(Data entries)
************
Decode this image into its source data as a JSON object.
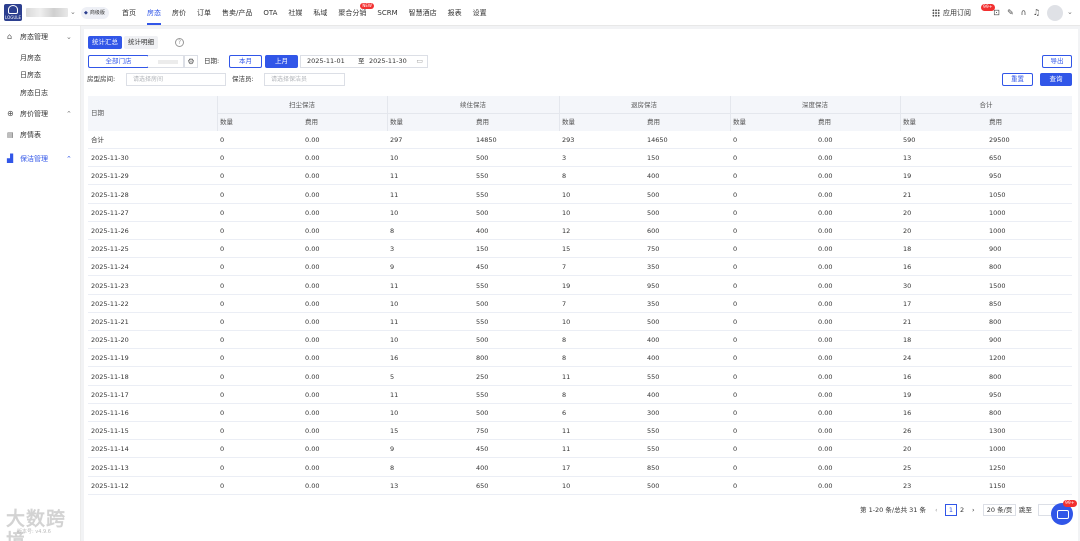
{
  "header": {
    "logo_text": "LOGULE",
    "version_badge": "商级版",
    "nav": [
      {
        "label": "首页",
        "active": false
      },
      {
        "label": "房态",
        "active": true
      },
      {
        "label": "房价",
        "active": false
      },
      {
        "label": "订单",
        "active": false
      },
      {
        "label": "售卖/产品",
        "active": false
      },
      {
        "label": "OTA",
        "active": false
      },
      {
        "label": "社媒",
        "active": false
      },
      {
        "label": "私域",
        "active": false
      },
      {
        "label": "聚合分销",
        "active": false,
        "badge": "NEW"
      },
      {
        "label": "SCRM",
        "active": false
      },
      {
        "label": "智慧酒店",
        "active": false
      },
      {
        "label": "报表",
        "active": false
      },
      {
        "label": "设置",
        "active": false
      }
    ],
    "app_subscribe": "应用订阅",
    "notify_badge": "99+"
  },
  "sidebar": {
    "groups": [
      {
        "icon": "house-icon",
        "label": "房态管理",
        "arrow": "⌄",
        "items": [
          "月房态",
          "日房态",
          "房态日志"
        ]
      },
      {
        "icon": "price-icon",
        "label": "房价管理",
        "arrow": "⌃",
        "items": [
          "房情表"
        ]
      },
      {
        "icon": "clean-icon",
        "label": "保洁管理",
        "arrow": "⌃",
        "items": [],
        "active": true
      }
    ],
    "watermark": "大数跨境",
    "version": "版本号: v4.9.6"
  },
  "toolbar": {
    "tabs": [
      {
        "label": "统计汇总",
        "active": true
      },
      {
        "label": "统计明细",
        "active": false
      }
    ],
    "help_icon": "?",
    "all_stores": "全部门店",
    "date_label": "日期:",
    "this_month": "本月",
    "last_month": "上月",
    "date_from": "2025-11-01",
    "date_sep": "至",
    "date_to": "2025-11-30",
    "room_label": "房型房间:",
    "room_placeholder": "请选择房间",
    "cleaner_label": "保洁员:",
    "cleaner_placeholder": "请选择保洁员",
    "export": "导出",
    "reset": "重置",
    "query": "查询"
  },
  "table": {
    "date_header": "日期",
    "groups": [
      "扫尘保洁",
      "续住保洁",
      "退房保洁",
      "深度保洁",
      "合计"
    ],
    "sub_headers": [
      "数量",
      "费用"
    ],
    "rows": [
      {
        "date": "合计",
        "v": [
          "0",
          "0.00",
          "297",
          "14850",
          "293",
          "14650",
          "0",
          "0.00",
          "590",
          "29500"
        ]
      },
      {
        "date": "2025-11-30",
        "v": [
          "0",
          "0.00",
          "10",
          "500",
          "3",
          "150",
          "0",
          "0.00",
          "13",
          "650"
        ]
      },
      {
        "date": "2025-11-29",
        "v": [
          "0",
          "0.00",
          "11",
          "550",
          "8",
          "400",
          "0",
          "0.00",
          "19",
          "950"
        ]
      },
      {
        "date": "2025-11-28",
        "v": [
          "0",
          "0.00",
          "11",
          "550",
          "10",
          "500",
          "0",
          "0.00",
          "21",
          "1050"
        ]
      },
      {
        "date": "2025-11-27",
        "v": [
          "0",
          "0.00",
          "10",
          "500",
          "10",
          "500",
          "0",
          "0.00",
          "20",
          "1000"
        ]
      },
      {
        "date": "2025-11-26",
        "v": [
          "0",
          "0.00",
          "8",
          "400",
          "12",
          "600",
          "0",
          "0.00",
          "20",
          "1000"
        ]
      },
      {
        "date": "2025-11-25",
        "v": [
          "0",
          "0.00",
          "3",
          "150",
          "15",
          "750",
          "0",
          "0.00",
          "18",
          "900"
        ]
      },
      {
        "date": "2025-11-24",
        "v": [
          "0",
          "0.00",
          "9",
          "450",
          "7",
          "350",
          "0",
          "0.00",
          "16",
          "800"
        ]
      },
      {
        "date": "2025-11-23",
        "v": [
          "0",
          "0.00",
          "11",
          "550",
          "19",
          "950",
          "0",
          "0.00",
          "30",
          "1500"
        ]
      },
      {
        "date": "2025-11-22",
        "v": [
          "0",
          "0.00",
          "10",
          "500",
          "7",
          "350",
          "0",
          "0.00",
          "17",
          "850"
        ]
      },
      {
        "date": "2025-11-21",
        "v": [
          "0",
          "0.00",
          "11",
          "550",
          "10",
          "500",
          "0",
          "0.00",
          "21",
          "800"
        ]
      },
      {
        "date": "2025-11-20",
        "v": [
          "0",
          "0.00",
          "10",
          "500",
          "8",
          "400",
          "0",
          "0.00",
          "18",
          "900"
        ]
      },
      {
        "date": "2025-11-19",
        "v": [
          "0",
          "0.00",
          "16",
          "800",
          "8",
          "400",
          "0",
          "0.00",
          "24",
          "1200"
        ]
      },
      {
        "date": "2025-11-18",
        "v": [
          "0",
          "0.00",
          "5",
          "250",
          "11",
          "550",
          "0",
          "0.00",
          "16",
          "800"
        ]
      },
      {
        "date": "2025-11-17",
        "v": [
          "0",
          "0.00",
          "11",
          "550",
          "8",
          "400",
          "0",
          "0.00",
          "19",
          "950"
        ]
      },
      {
        "date": "2025-11-16",
        "v": [
          "0",
          "0.00",
          "10",
          "500",
          "6",
          "300",
          "0",
          "0.00",
          "16",
          "800"
        ]
      },
      {
        "date": "2025-11-15",
        "v": [
          "0",
          "0.00",
          "15",
          "750",
          "11",
          "550",
          "0",
          "0.00",
          "26",
          "1300"
        ]
      },
      {
        "date": "2025-11-14",
        "v": [
          "0",
          "0.00",
          "9",
          "450",
          "11",
          "550",
          "0",
          "0.00",
          "20",
          "1000"
        ]
      },
      {
        "date": "2025-11-13",
        "v": [
          "0",
          "0.00",
          "8",
          "400",
          "17",
          "850",
          "0",
          "0.00",
          "25",
          "1250"
        ]
      },
      {
        "date": "2025-11-12",
        "v": [
          "0",
          "0.00",
          "13",
          "650",
          "10",
          "500",
          "0",
          "0.00",
          "23",
          "1150"
        ]
      }
    ]
  },
  "pagination": {
    "summary": "第 1-20 条/总共 31 条",
    "prev": "‹",
    "pages": [
      "1",
      "2"
    ],
    "current": "1",
    "next": "›",
    "page_size": "20 条/页",
    "jump_label": "跳至"
  },
  "chat_badge": "99+",
  "colors": {
    "accent": "#3156e8",
    "badge": "#f23030"
  }
}
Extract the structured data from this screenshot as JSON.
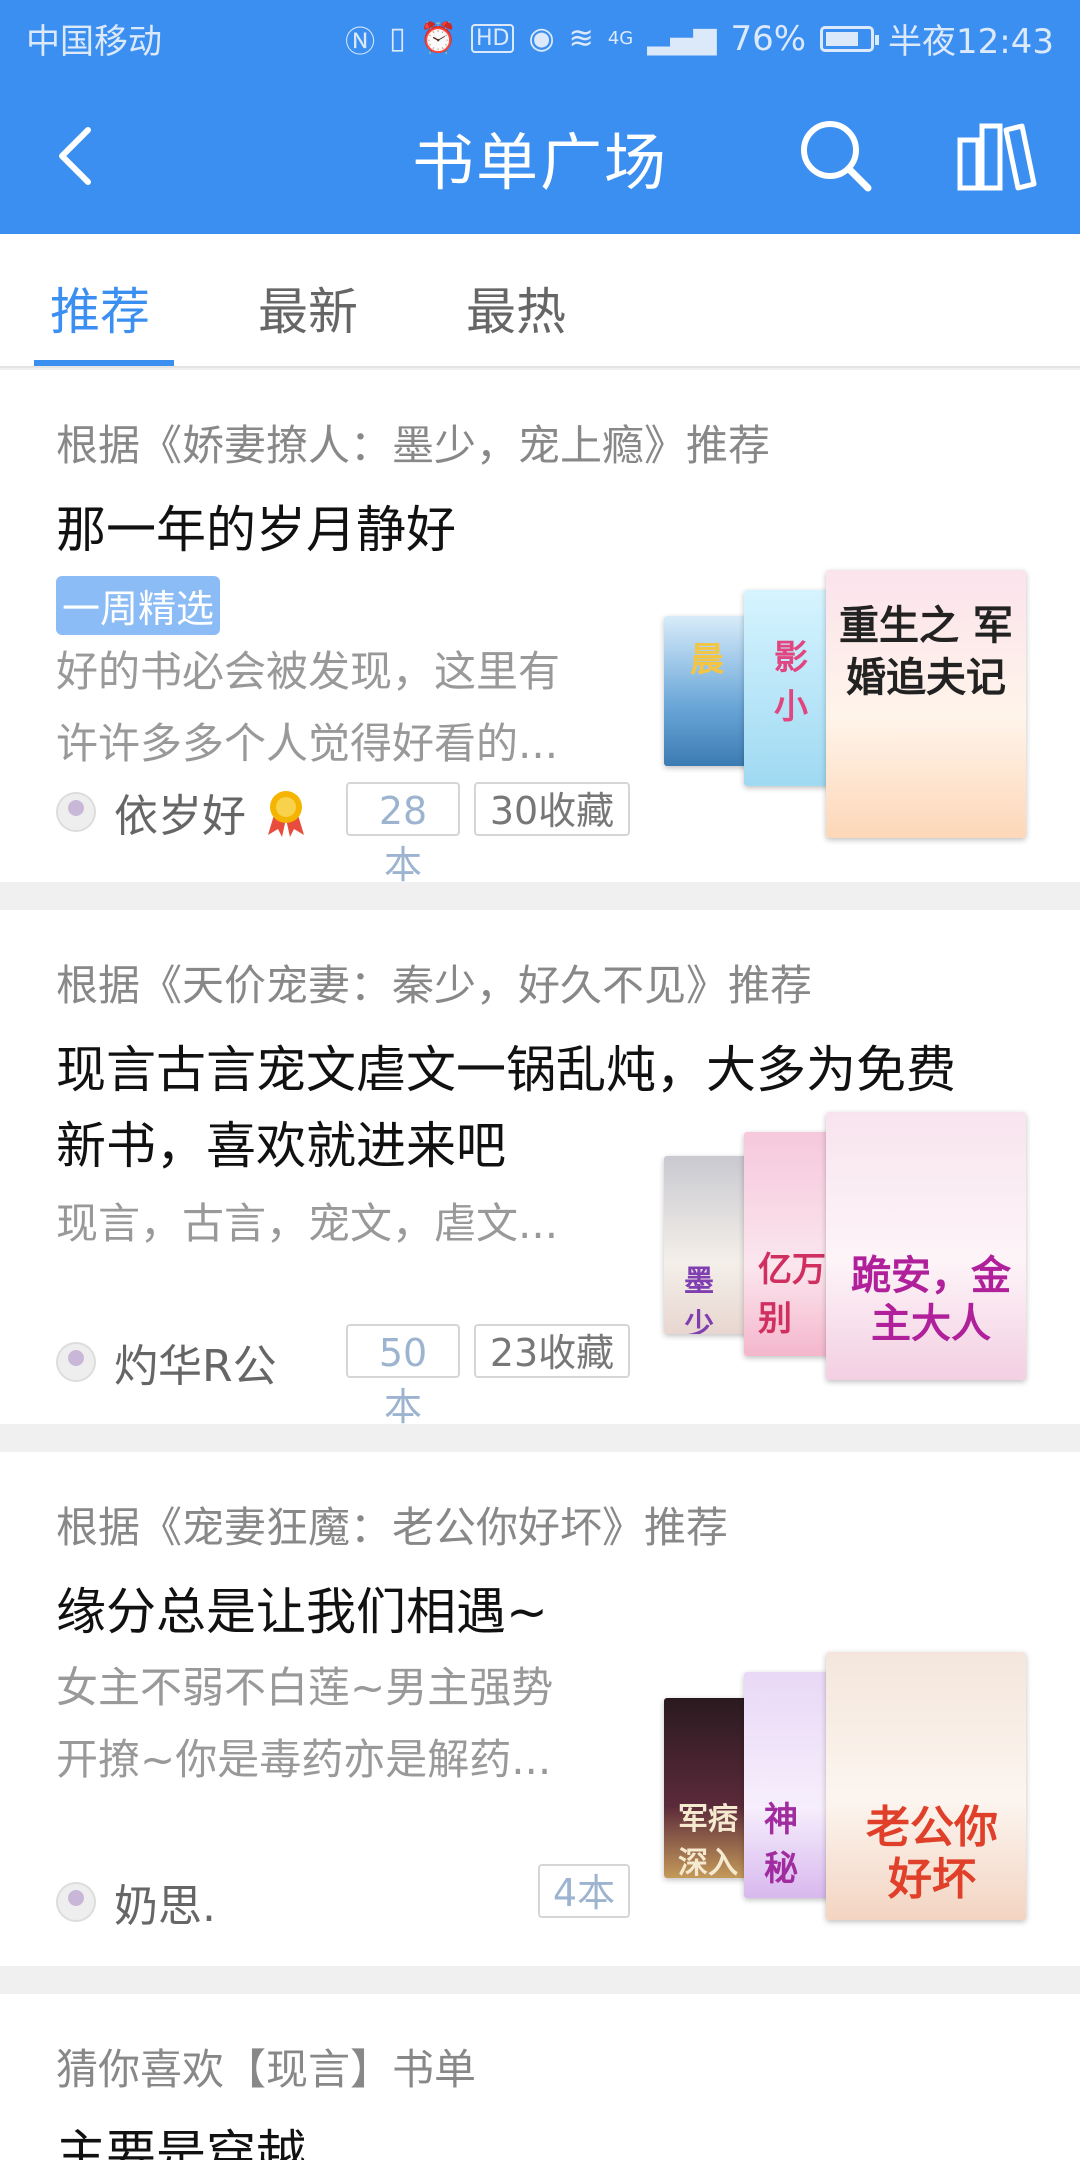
{
  "status": {
    "carrier": "中国移动",
    "net": "4G",
    "battery": "76%",
    "battery_level": 0.76,
    "time": "半夜12:43"
  },
  "header": {
    "title": "书单广场",
    "icons": [
      "back-arrow-icon",
      "search-icon",
      "bookshelf-icon"
    ]
  },
  "tabs": [
    {
      "label": "推荐",
      "active": true
    },
    {
      "label": "最新",
      "active": false
    },
    {
      "label": "最热",
      "active": false
    }
  ],
  "accent_color": "#3b8ff0",
  "cards": [
    {
      "reason": "根据《娇妻撩人：墨少，宠上瘾》推荐",
      "title": "那一年的岁月静好",
      "tag": "一周精选",
      "desc": [
        "好的书必会被发现，这里有",
        "许许多多个人觉得好看的..."
      ],
      "author": "依岁好",
      "books": "28本",
      "favorites": "30收藏",
      "covers": [
        "晨",
        "影小",
        "重生之 军婚追夫记"
      ]
    },
    {
      "reason": "根据《天价宠妻：秦少，好久不见》推荐",
      "title_lines": [
        "现言古言宠文虐文一锅乱炖，大多为免费",
        "新书，喜欢就进来吧"
      ],
      "desc": [
        "现言，古言，宠文，虐文..."
      ],
      "author": "灼华R公",
      "books": "50本",
      "favorites": "23收藏",
      "covers": [
        "墨少宠",
        "亿万别",
        "跪安，金主大人"
      ]
    },
    {
      "reason": "根据《宠妻狂魔：老公你好坏》推荐",
      "title": "缘分总是让我们相遇~",
      "desc": [
        "女主不弱不白莲~男主强势",
        "开撩~你是毒药亦是解药..."
      ],
      "author": "奶思.",
      "books": "4本",
      "covers": [
        "军痞深入",
        "神秘",
        "老公你好坏"
      ]
    },
    {
      "reason": "猜你喜欢【现言】书单",
      "title": "主要是穿越"
    }
  ]
}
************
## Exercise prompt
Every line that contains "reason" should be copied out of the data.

## Exercise result
      "reason": "根据《娇妻撩人：墨少，宠上瘾》推荐",
      "reason": "根据《天价宠妻：秦少，好久不见》推荐",
      "reason": "根据《宠妻狂魔：老公你好坏》推荐",
      "reason": "猜你喜欢【现言】书单",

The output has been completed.